Lizzie Kroon’s excellent as Mary, carrying as it were the burden of the play with a poise and understated emotion that renders her plight poignant, funny and occasionally feisty. She’s particularly good as a rational denier, in her lack of experience, not intelligence, desperately seeking out exits from her situation or even the Home she’s involuntarily thrust in.
Katie Brownings’ Matron delivers a performance of tough-ender empathy, with tragedy of her own to disclose, only to Diane Robinson’s literally buttoned-up Mrs Adams. Their own conversation, layering back Mary’s miracle-baby status after many years, and their flash of understanding, is a quiet telling moment showing how even here in her first work, Whittington had learned to be generous and insightful in all corners of her drama.
Brownings’ revelations of decency are never overdone. She’s firm to the last. Whittington never for a moment monsters Matron, and even Robinson’s blinkered but protective Mrs Adams grows with this colloquy. We’re allowed to empathise with motives we initially dislike, even when disagreeing.
But it’s Mary’s interactions with the other three inmates that blossoms this play into a singing joy as they dance off to the Dansette, that uneasy counterpoint of church-dreamt marriage against their reality. And one of them wants to sing. Both comic and poignant, with a lurch to potential tragedy, it’s the kind of play celebrating young womens’ solidarity, a tipping-up of rules. There’s a different world burgeoning if you can get out there and not miss the sixties.
At its core is Mary’s friendship with Queenie, Rosie Blackadder’s gobby spirited and twin-expecting fighter, someone who at a crucial point reveals something about her past that makes you realize why she’s already so worldly. Her request to have her twins split up since simultaneous birthdays she feels halves their prospects, is both wrong-headed and bitterly knowing. Blackadder naturally shows an underlying tenderness but both her performance and Whittington’s stagecraft doesn’t allow this to be stable or predictable. Queenie wants to be a singer too; she duets with Mary, asks her if she’s got it. It’s how they bond.
There’s several crises ahead, though Whittington who might have capitalised on a shock drama around high blood-pressure, doesn’t want to raise ours with melodrama.
Georgia Cudby’s Dolores is a study of a disturbed medically-obsessed young woman reading out from a textbook which gives us much information, allowing us too to marvel at comparative ignorance. The scene allows Dolores a duolougue with semi-literate Norma, who’s reading another book altogether. Cudby though nails the nail-biting sin-obsessed Dolores who experiences a frightening post-natal delusion shrinks into isolation and terror, and again there’s an open question left hanging. Dolores’ shuddering withdrawal and frightening, frightened moments demand and get a whiff of West End quality.
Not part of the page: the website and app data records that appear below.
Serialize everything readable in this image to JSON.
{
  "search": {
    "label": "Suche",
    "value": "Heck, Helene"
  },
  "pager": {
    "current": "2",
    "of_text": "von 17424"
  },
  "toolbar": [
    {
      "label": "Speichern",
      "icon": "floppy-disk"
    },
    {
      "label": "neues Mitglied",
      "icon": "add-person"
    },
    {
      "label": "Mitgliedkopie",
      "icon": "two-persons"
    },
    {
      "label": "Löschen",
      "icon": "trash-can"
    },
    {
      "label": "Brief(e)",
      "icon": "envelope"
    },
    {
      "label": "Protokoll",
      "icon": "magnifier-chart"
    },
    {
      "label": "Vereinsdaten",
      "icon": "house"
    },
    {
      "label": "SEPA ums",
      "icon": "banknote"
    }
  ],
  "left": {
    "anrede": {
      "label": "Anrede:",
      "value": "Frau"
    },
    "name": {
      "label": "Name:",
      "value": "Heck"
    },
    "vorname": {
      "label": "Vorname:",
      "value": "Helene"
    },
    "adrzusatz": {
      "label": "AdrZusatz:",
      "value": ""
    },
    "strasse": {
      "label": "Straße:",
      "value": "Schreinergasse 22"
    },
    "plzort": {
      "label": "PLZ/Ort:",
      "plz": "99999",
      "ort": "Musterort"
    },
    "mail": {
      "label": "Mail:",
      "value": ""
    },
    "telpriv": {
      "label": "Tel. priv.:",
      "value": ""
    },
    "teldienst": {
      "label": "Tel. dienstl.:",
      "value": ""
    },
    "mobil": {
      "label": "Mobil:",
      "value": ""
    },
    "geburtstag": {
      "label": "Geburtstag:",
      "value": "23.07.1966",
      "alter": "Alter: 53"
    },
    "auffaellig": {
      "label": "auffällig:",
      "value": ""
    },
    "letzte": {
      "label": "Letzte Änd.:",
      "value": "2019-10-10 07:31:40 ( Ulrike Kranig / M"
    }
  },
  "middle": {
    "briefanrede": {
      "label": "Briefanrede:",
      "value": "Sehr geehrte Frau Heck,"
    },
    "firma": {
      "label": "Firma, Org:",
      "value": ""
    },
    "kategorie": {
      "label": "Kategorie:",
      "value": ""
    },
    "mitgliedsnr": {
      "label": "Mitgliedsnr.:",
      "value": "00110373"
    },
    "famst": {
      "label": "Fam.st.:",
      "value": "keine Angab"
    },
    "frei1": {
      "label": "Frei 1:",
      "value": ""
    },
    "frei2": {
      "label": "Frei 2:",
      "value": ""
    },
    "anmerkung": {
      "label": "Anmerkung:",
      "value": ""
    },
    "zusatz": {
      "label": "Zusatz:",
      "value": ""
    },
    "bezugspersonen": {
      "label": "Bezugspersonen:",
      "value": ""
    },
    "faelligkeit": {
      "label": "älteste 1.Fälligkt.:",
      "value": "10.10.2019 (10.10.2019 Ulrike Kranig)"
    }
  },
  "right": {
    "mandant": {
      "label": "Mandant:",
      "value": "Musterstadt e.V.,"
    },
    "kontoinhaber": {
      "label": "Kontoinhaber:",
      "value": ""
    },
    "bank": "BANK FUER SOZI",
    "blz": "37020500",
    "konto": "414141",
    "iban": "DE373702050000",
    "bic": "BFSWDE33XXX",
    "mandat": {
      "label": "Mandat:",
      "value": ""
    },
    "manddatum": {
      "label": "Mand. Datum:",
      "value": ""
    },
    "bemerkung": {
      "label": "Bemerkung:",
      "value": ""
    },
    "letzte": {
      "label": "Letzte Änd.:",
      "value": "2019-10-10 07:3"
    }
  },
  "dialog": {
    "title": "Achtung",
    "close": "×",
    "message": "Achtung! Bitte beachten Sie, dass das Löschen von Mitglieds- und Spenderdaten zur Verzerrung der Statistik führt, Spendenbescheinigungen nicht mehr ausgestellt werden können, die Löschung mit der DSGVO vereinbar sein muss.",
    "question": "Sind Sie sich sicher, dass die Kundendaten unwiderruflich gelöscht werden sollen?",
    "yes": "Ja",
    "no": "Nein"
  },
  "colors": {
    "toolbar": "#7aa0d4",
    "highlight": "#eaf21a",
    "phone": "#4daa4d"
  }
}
Comedy too erupts though as all four play at teaching Ella Verity’s Norma about nappy changing using her as live demo baby. ‘Open your legs, we know you can’ is the kind of delicious one-liner sprinkled throughout.
Verity was cast as a dippy girl in Jumpy last June, and is so good at it she’s been cast again as daffy Norma. It takes a special gift to convey slow-wittedness with an underlying beat of conviction, and Verity owns this without guying Norma, and allows us in hesitations, palpable confusions and empathic bewilderment to feel for a girl who’ll probably always lose out, whether to married men or worse. Like all the cast her versatility recommends different roles too.
It’s Mary’s journey we invest in most; and Kroon’s gradual self-realisation is as painful as it might be, one day, empowering. And she has the final word. Kroon’s quiet but firm push as Mary carries dawning self-knowledge as well as how the world sees her. This is a necessary play, resonant beyond the confines of period or situation. And this is a first-rate revival. It has much to say about girls becoming women, the world that oppresses them, and the constraints – and power – of bringing a child into the world. Like several NVT productions recently, you should see this.